We continued on and Nat pointed out a small orangish-red fruit that looked kinda like one of those small pear-shaped tomatoes. He asked some people sitting at the nearest building if we could try them and Emma and I were the first brave souls. It tasted very bizarre. The only way I can describe it is sweet, sour/bitter, and fuzzy -- it left a dry thick aftertaste. I couldn't decide if I liked it or not but I ate it anyway.
We were soon joined by a drunken old man who decided to become our mascot. I never did determine if he was a man who was always drunk or if he was just drunk this particular day because there was going to be a wedding at the village where we were heading. I'm kinda thinking the former... Anyway, he decided he was going to be our guide and he was constantly rushing us along, calling out, "Ba, ba, ba" (c'mon, let's go!) whenever he thought we were going too slowly, which was most of the time.
We hiked along through the jungle and I was surprised at how dry it was. I guess when I think jungle, I think of what I saw in Kauai, Hawaii last February -- super lush and dripping and muddy. However, as I mentioned before, this is the dry season and both Nat and Cort confirmed that it hadn't rained there since October! So the trees were tall and there were lots of vines and bushes but there were also dry leaves on the ground everywhere and the trail was dusty.
"Ba, ba, ba!" said our self-annointed guide. Then as we started uphill, he started complaining, loudly. I felt badly for Nikki because he was either right in front or right behind her most of the uphill. Nat translated as the old man kvetched, "It's too hard. Why are you going this way? Why are we going up? Let's go around the other way. I don't want to go this way!" Keep in mind, he didn't need to go with us at all!
The uphill was pretty steep. As mentioned earlier, there aren't any switchbacks so it was pretty much straight up and we were keeping a good pace as everyone in the group was younger than us and seemed pretty fit. Poor Nikki was suffering, her lungs trashed from being sick the previous few days. She suffered a pride-bruising slip and scratched her wrist, but she made it to the top! We met up with another group and decided to rest and let everyone recover. Our mascot decided we were too slow and carried on with the other group. It was definitely more peaceful after he left!
While we were resting, I wandered off the trail for a nature break and as I was returning to the group I saw one of the things Nikki had come to northern Thailand to see -- orchids growing in the wild! I called her over and exhausted though she was, she managed a big smile for the camera and seemed almost glad we had decided to do this silly adventure!

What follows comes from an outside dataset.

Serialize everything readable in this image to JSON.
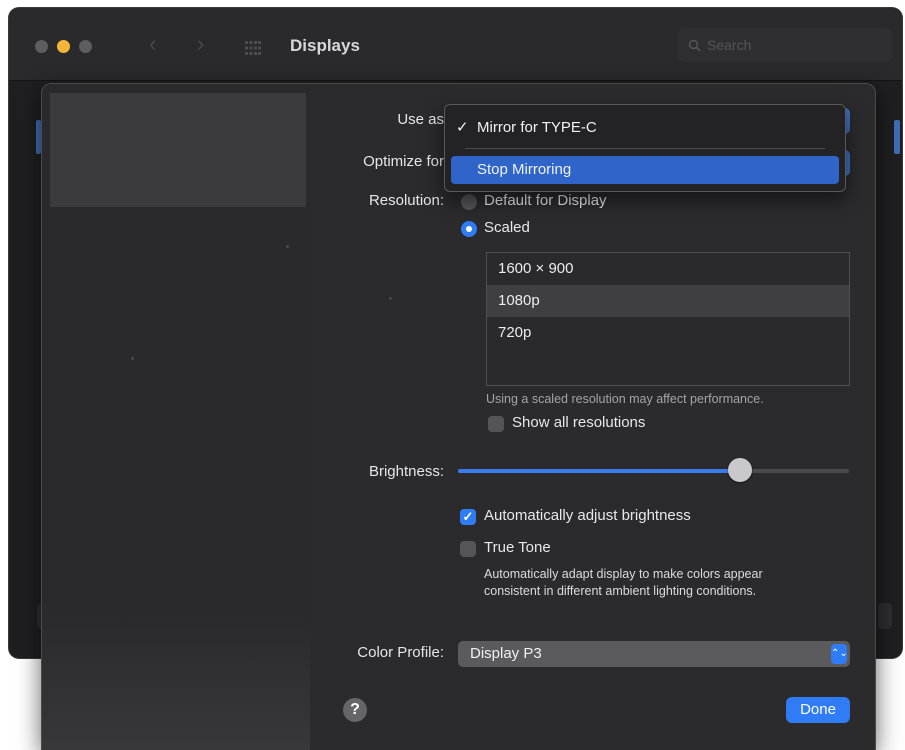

After climbing to the top we headed downhill, off trail through low plants and tall trees. Now Nikki and I saw orchids everywhere! I tried to get Nikki to identify them but she said it's really hard to tell if they aren't blooming and there are over 30,000 different kinds. None of the ones we saw in the wild were blooming and we're not sure when they do, but it was still cool nonetheless.
After the downhill, we wandered through a small valley, walking on the short ridges between the now-dry rice paddies. We passed what Nat said is the world's tallest bamboo (the variety, I assume). It was 30-40 feet tall and evidently grows that much in the 4 months of the rainy season. After that it just grows the leaves and then dies. I guess that's why it's such a great renewable product -- it's so fast-growing and it's very strong! They definitely use it for everything in these small hill villages.
After passing the bamboo and through more rice paddies with cattle grazing in them, we came to a small hill and could see the village where we'd be staying on top. So up we headed to crash a wedding!